Up to that time she had known only masters who despised and maltreated her, or at best considered her a useful slave. Now, however, she heard that there is a “paron” above all masters, the Lord of all lords, and that this Lord is good, goodness in person.

She came to know that this Lord even knew her, that he had created her—that he actually loved her. She too was loved, and by none other than the supreme “Paron”, before whom all other masters are themselves no more than lowly servants. She was known and loved and she was awaited.
What is more, this master had himself accepted the destiny of being flogged and now he was waiting for her “at the Father’s right hand”. Now she had “hope” —no longer simply the modest hope of finding masters who would be less cruel, but the great hope: “I am definitively loved and whatever happens to me—I am awaited by this Love. And so my life is good.” Through the knowledge of this hope she was “redeemed”, no longer a slave, but a free child of God.
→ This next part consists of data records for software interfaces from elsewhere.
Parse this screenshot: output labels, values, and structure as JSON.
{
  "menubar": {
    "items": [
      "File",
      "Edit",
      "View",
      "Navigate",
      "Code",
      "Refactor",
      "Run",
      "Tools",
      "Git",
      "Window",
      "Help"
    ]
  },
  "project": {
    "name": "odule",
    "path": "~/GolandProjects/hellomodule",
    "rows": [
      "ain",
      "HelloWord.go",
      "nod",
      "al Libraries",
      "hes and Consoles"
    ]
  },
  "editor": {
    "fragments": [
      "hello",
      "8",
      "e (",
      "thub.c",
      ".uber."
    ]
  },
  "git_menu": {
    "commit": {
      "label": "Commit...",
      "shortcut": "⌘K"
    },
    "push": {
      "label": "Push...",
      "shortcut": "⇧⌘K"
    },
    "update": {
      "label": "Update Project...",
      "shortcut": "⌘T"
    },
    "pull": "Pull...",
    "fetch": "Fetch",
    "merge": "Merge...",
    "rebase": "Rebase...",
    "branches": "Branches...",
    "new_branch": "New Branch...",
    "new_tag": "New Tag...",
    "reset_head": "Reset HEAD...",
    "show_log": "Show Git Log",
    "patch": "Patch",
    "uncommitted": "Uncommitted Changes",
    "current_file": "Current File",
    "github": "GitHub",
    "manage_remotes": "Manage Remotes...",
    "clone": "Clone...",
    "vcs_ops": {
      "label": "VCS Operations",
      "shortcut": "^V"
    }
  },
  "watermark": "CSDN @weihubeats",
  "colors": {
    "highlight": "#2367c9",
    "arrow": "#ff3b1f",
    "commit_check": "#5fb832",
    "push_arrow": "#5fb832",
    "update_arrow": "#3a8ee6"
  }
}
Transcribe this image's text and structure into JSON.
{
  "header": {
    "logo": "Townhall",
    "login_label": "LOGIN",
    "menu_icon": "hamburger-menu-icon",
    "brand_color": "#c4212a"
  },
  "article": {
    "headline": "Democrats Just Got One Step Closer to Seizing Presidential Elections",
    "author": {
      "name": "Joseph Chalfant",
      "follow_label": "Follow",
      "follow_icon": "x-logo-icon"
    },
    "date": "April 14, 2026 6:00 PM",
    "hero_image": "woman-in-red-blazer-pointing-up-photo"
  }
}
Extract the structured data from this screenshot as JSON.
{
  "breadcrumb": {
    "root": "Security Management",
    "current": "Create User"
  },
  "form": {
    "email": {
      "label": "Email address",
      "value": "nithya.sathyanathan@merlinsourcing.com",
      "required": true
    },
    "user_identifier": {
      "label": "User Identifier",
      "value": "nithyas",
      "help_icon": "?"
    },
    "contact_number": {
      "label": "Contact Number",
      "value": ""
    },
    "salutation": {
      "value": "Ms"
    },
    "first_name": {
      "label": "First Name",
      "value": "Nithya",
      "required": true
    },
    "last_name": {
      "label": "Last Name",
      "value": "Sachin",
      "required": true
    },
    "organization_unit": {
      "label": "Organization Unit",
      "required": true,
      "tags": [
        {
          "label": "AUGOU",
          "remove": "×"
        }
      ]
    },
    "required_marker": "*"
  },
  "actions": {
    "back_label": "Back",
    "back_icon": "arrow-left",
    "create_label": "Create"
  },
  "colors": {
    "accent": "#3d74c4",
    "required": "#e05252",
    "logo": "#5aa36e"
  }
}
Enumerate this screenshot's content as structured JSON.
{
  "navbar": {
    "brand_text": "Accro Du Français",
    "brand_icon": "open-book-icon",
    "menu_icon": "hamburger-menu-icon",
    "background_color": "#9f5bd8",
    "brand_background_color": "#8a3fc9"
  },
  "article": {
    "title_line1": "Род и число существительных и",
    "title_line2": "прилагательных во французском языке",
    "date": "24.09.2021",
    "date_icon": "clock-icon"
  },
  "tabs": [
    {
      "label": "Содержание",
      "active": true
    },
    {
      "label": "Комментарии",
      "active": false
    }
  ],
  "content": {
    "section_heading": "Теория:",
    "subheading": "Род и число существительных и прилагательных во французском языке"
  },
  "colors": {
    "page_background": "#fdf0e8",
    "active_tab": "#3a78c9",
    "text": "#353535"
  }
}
She understood what Paul meant when he reminded the Ephesians that previously they were without hope and without God in the world—without hope because without God. Hence, when she was about to be taken back to Sudan, Bakhita refused; she did not wish to be separated again from her “Paron”.

On 9 January 1890, she was baptized and confirmed and received her first Holy Communion from the hands of the Patriarch of Venice. On 8 December 1896, in Verona, she took her vows in the Congregation of the Canossian Sisters and from that time onwards, besides her work in the sacristy and in the porter’s lodge at the convent, she made several journeys round Italy in order to promote the missions: the liberation that she had received through her encounter with the God of Jesus Christ, she felt she had to extend, it had to be handed on to others, to the greatest possible number of people.

The hope born in her which had “redeemed” her she could not keep to herself; this hope had to reach many, to reach everybody.”

Benedict XVI “Spes salvi” 2007

Josephine Bakhita died February 8, 1947 and was declared a saint in 2000.She is the patron saint of the Sudan and victims of human trafficking. For more on her, see here.

The Numbers are Down

Numbers seem to indicate power and popularity. I think Jesus’ disciples thought that about numbers too. In Mark’s gospel, which we’re reading at Mass these days, Jesus begins his ministry in Capernaum before an enthusiastic crowd. At the end of his first day, the whole town gathers at the door of Peter’s house and word reaches out to other towns and places that a prophet has come. The numbers go up. (Mark 1, 21-34)

But then enthusiasm dies down as Jesus’ authority is questioned. His own hometown, Nazareth, takes a dim view of him; religious leaders from Jerusalem and the followers of Herod Antipas cast doubts about him. Gradually, Capernaum and the other towns that welcomed Jesus enthusiastically turn against him. His numbers go down.

His disciples must have wondered why. Why are the numbers going down? It didn’t make sense.

Jesus’ answer comes in today’s gospel. God‘s working in this world, the kingdom of God is coming, but human beings are mostly unaware of it:
“This is how it is with the Kingdom of God;
it is as if a man were to scatter seed on the land
and would sleep and rise night and day
and the seed would sprout and grow,
he knows not how.
Of its own accord the land yields fruit,
first the blade, then the ear, then the full grain in the ear.
And when the grain is ripe, he wields the sickle at once,
for the harvest has come.” (Mark 4, 28-34)

A greater power is at work in the scattered seed; but we know little about how it grows. The seed takes time, with its own law of growth; a great harvest will come, but still there’s mystery.

Meanwhile, we worry about numbers. Why are a growing number of Americans– giving up going to church or synagogue? Why are there so few vocations to our religious communities? So many of the good things in this world seem to be diminishing.

What can we do? Treasure the seed we have, scatter it as we can, look into the signs of the times. The Kingdom of God comes.